As the scope of the alleged money laundering through Danske Bank has widened, investor concerns over the potential penalties it could face have increased, with particular focus on what action if any US authorities might take against the bank.
So far, the US has not said whether it is investigating, although Danske Bank Chairman Ole Andersen said that the lender had made an assessment of whether it violated any US laws. He has declined to share the bank’s conclusion of this.
“We need to do more to prevent money laundering from happening,” Vestager told reporters in Copenhagen following the resignation on Wednesday of Danske Bank CEO Thomas Borgen after an investigation commissioned by the bank exposed past control and compliance failings.
Borgen, 54, was in charge of Danske Bank’s international operations including Estonia between 2009 and 2012.
He said on Wednesday that he had been “personally cleared from a legal point of view” while Danske said its board had not breached their legal obligations.

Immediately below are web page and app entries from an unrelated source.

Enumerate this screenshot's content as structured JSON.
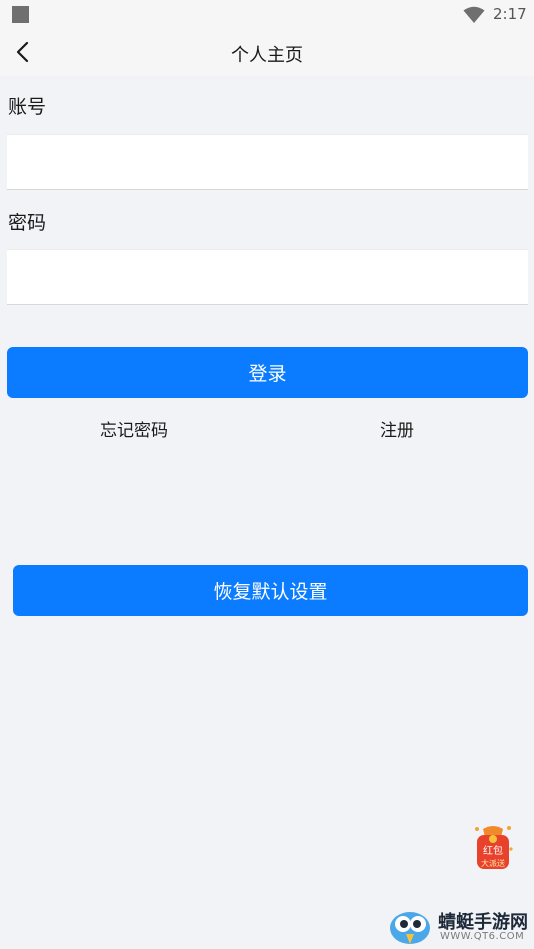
{
  "status_bar": {
    "time": "2:17",
    "icons": [
      "app-square-icon",
      "wifi-icon"
    ]
  },
  "header": {
    "back_icon": "chevron-left-icon",
    "title": "个人主页"
  },
  "form": {
    "account_label": "账号",
    "account_value": "",
    "password_label": "密码",
    "password_value": "",
    "login_label": "登录",
    "forgot_label": "忘记密码",
    "register_label": "注册"
  },
  "restore": {
    "label": "恢复默认设置"
  },
  "floating_badge": {
    "text_line1": "红包",
    "text_line2": "大派送"
  },
  "watermark": {
    "name": "蜻蜓手游网",
    "url": "WWW.QT6.COM"
  },
  "colors": {
    "accent": "#0b7cff",
    "background": "#f2f3f7",
    "badge_red": "#e8412c"
  }
}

The European Commission last week recommended banking supervision changes, including bolstering national authorities, but stopped short of setting up a new financial crime agency called for by the European Central Bank.
In a sign of the growing pressure on Danske Bank, which already faces criminal inquiries in Denmark and Estonia, the chief executive of CARE Danmark said on Twitter that the Danish charity had decided to end its relationship with the lender.
International aid charity Oxfam also called on Danish municipalities to cut ties with the bank, saying it has not been able to re-establish the trust of Danish citizens.
The mayor of Aalborg, Denmark’s third largest municipality, said he would discuss its partnership with Danske Bank at the next municipality committee meeting, but noted that there were only two banks in Denmark would be able to handle a municipality its size.
“Danske Bank has been involved in money laundering which is deeply reprehensible and outrageous but Nordea has been involved in tax havens, so the entire bank sector needs to clean up for us to have a trusting collaboration with the banks,” Thomas Kastrup-Larsen said.
Danske Bank’s tiny Estonian branch accounted for as much as 10 percent of group profit during the period when suspected money laundering was conducted via its operations there.